▸ Instructions to follow: An exact copy of the records is needed; please leave the images out.
*** Opening of Recorded data ***
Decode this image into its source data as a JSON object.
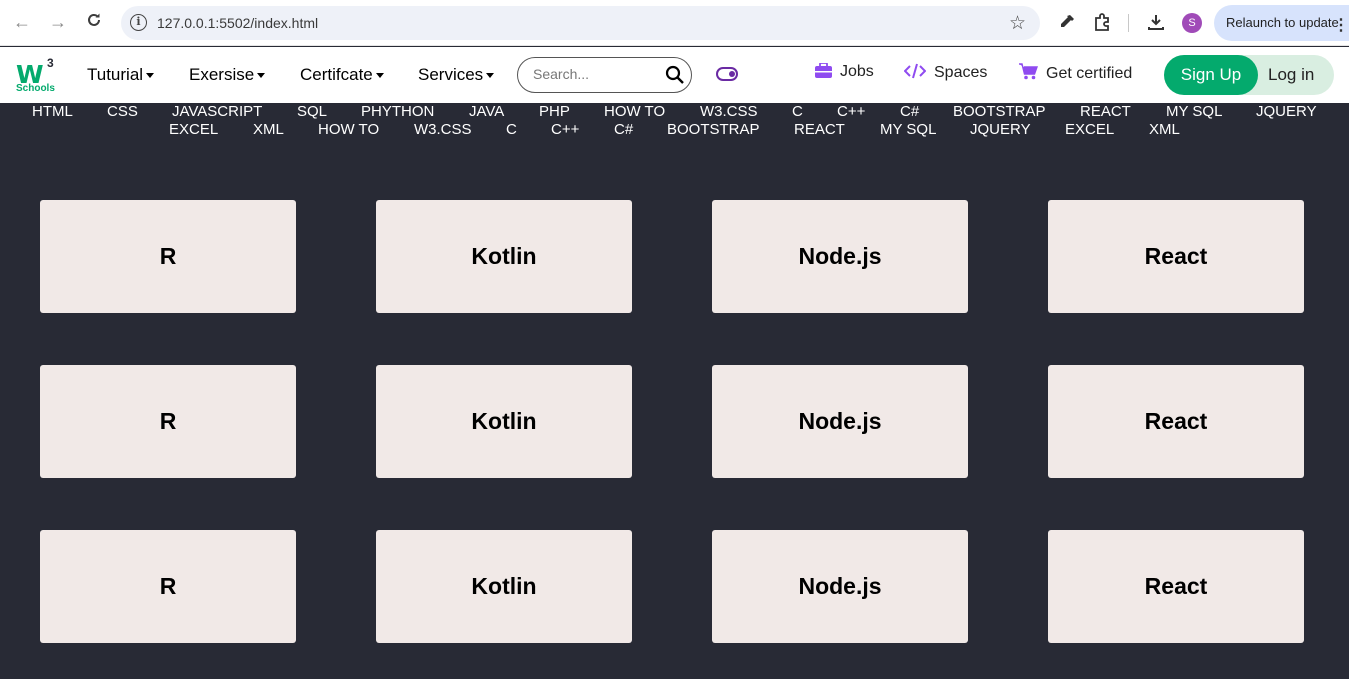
{
  "browser": {
    "url": "127.0.0.1:5502/index.html",
    "profile_initial": "S",
    "relaunch_label": "Relaunch to update",
    "icons": [
      "back-icon",
      "forward-icon",
      "reload-icon",
      "info-icon",
      "star-icon",
      "eyedropper-icon",
      "extensions-icon",
      "download-icon",
      "more-icon"
    ]
  },
  "header": {
    "logo": {
      "mark": "W",
      "superscript": "3",
      "caption": "Schools"
    },
    "menus": [
      "Tuturial",
      "Exersise",
      "Certifcate",
      "Services"
    ],
    "search_placeholder": "Search...",
    "links": {
      "jobs": "Jobs",
      "spaces": "Spaces",
      "certified": "Get certified"
    },
    "signup": "Sign Up",
    "login": "Log in",
    "colors": {
      "brand": "#04aa6d",
      "accent": "#8f4bf0",
      "dark": "#282a35"
    }
  },
  "topics": {
    "row1": [
      "HTML",
      "CSS",
      "JAVASCRIPT",
      "SQL",
      "PHYTHON",
      "JAVA",
      "PHP",
      "HOW TO",
      "W3.CSS",
      "C",
      "C++",
      "C#",
      "BOOTSTRAP",
      "REACT",
      "MY SQL",
      "JQUERY"
    ],
    "row2": [
      "EXCEL",
      "XML",
      "HOW TO",
      "W3.CSS",
      "C",
      "C++",
      "C#",
      "BOOTSTRAP",
      "REACT",
      "MY SQL",
      "JQUERY",
      "EXCEL",
      "XML"
    ]
  },
  "cards": {
    "row1": [
      "R",
      "Kotlin",
      "Node.js",
      "React"
    ],
    "row2": [
      "R",
      "Kotlin",
      "Node.js",
      "React"
    ],
    "row3": [
      "R",
      "Kotlin",
      "Node.js",
      "React"
    ]
  }
}
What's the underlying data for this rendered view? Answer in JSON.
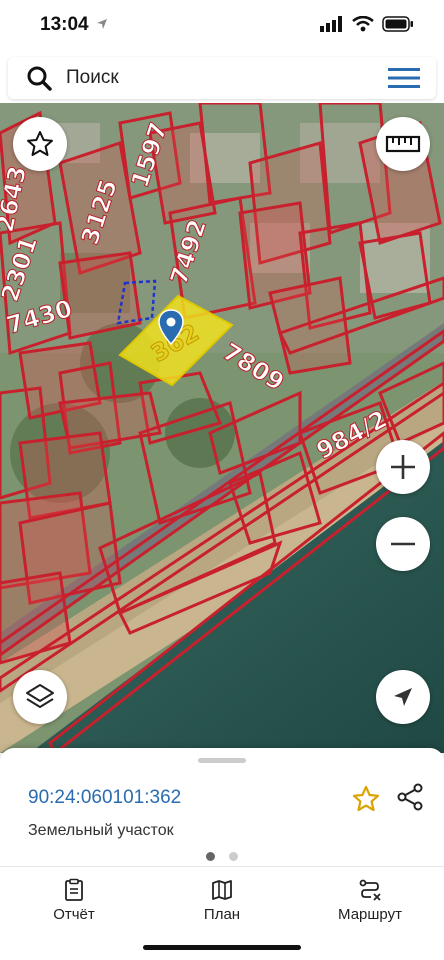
{
  "status": {
    "time": "13:04"
  },
  "search": {
    "placeholder": "Поиск"
  },
  "map": {
    "parcel_labels": [
      "2643",
      "1597",
      "3125",
      "2301",
      "7492",
      "7430",
      "7809",
      "984/2"
    ],
    "selected_parcel_label": "362"
  },
  "sheet": {
    "cadastral_number": "90:24:060101:362",
    "type": "Земельный участок",
    "page_count": 2,
    "active_page": 1
  },
  "tabs": [
    {
      "label": "Отчёт",
      "icon": "report-icon"
    },
    {
      "label": "План",
      "icon": "map-plan-icon"
    },
    {
      "label": "Маршрут",
      "icon": "route-icon"
    }
  ],
  "colors": {
    "accent": "#2a6cb0",
    "parcel_border": "#c8202c",
    "selected_parcel": "#f0e020",
    "sea": "#2d5a55"
  }
}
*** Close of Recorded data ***
▸ Task result:
Decode this image into its source data as a JSON object.
{
  "browser": {
    "url": "127.0.0.1:5502/index.html",
    "profile_initial": "S",
    "relaunch_label": "Relaunch to update",
    "icons": [
      "back-icon",
      "forward-icon",
      "reload-icon",
      "info-icon",
      "star-icon",
      "eyedropper-icon",
      "extensions-icon",
      "download-icon",
      "more-icon"
    ]
  },
  "header": {
    "logo": {
      "mark": "W",
      "superscript": "3",
      "caption": "Schools"
    },
    "menus": [
      "Tuturial",
      "Exersise",
      "Certifcate",
      "Services"
    ],
    "search_placeholder": "Search...",
    "links": {
      "jobs": "Jobs",
      "spaces": "Spaces",
      "certified": "Get certified"
    },
    "signup": "Sign Up",
    "login": "Log in",
    "colors": {
      "brand": "#04aa6d",
      "accent": "#8f4bf0",
      "dark": "#282a35"
    }
  },
  "topics": {
    "row1": [
      "HTML",
      "CSS",
      "JAVASCRIPT",
      "SQL",
      "PHYTHON",
      "JAVA",
      "PHP",
      "HOW TO",
      "W3.CSS",
      "C",
      "C++",
      "C#",
      "BOOTSTRAP",
      "REACT",
      "MY SQL",
      "JQUERY"
    ],
    "row2": [
      "EXCEL",
      "XML",
      "HOW TO",
      "W3.CSS",
      "C",
      "C++",
      "C#",
      "BOOTSTRAP",
      "REACT",
      "MY SQL",
      "JQUERY",
      "EXCEL",
      "XML"
    ]
  },
  "cards": {
    "row1": [
      "R",
      "Kotlin",
      "Node.js",
      "React"
    ],
    "row2": [
      "R",
      "Kotlin",
      "Node.js",
      "React"
    ],
    "row3": [
      "R",
      "Kotlin",
      "Node.js",
      "React"
    ]
  }
}
What's the underlying data for this rendered view? Answer in JSON.
{
  "status": {
    "time": "13:04"
  },
  "search": {
    "placeholder": "Поиск"
  },
  "map": {
    "parcel_labels": [
      "2643",
      "1597",
      "3125",
      "2301",
      "7492",
      "7430",
      "7809",
      "984/2"
    ],
    "selected_parcel_label": "362"
  },
  "sheet": {
    "cadastral_number": "90:24:060101:362",
    "type": "Земельный участок",
    "page_count": 2,
    "active_page": 1
  },
  "tabs": [
    {
      "label": "Отчёт",
      "icon": "report-icon"
    },
    {
      "label": "План",
      "icon": "map-plan-icon"
    },
    {
      "label": "Маршрут",
      "icon": "route-icon"
    }
  ],
  "colors": {
    "accent": "#2a6cb0",
    "parcel_border": "#c8202c",
    "selected_parcel": "#f0e020",
    "sea": "#2d5a55"
  }
}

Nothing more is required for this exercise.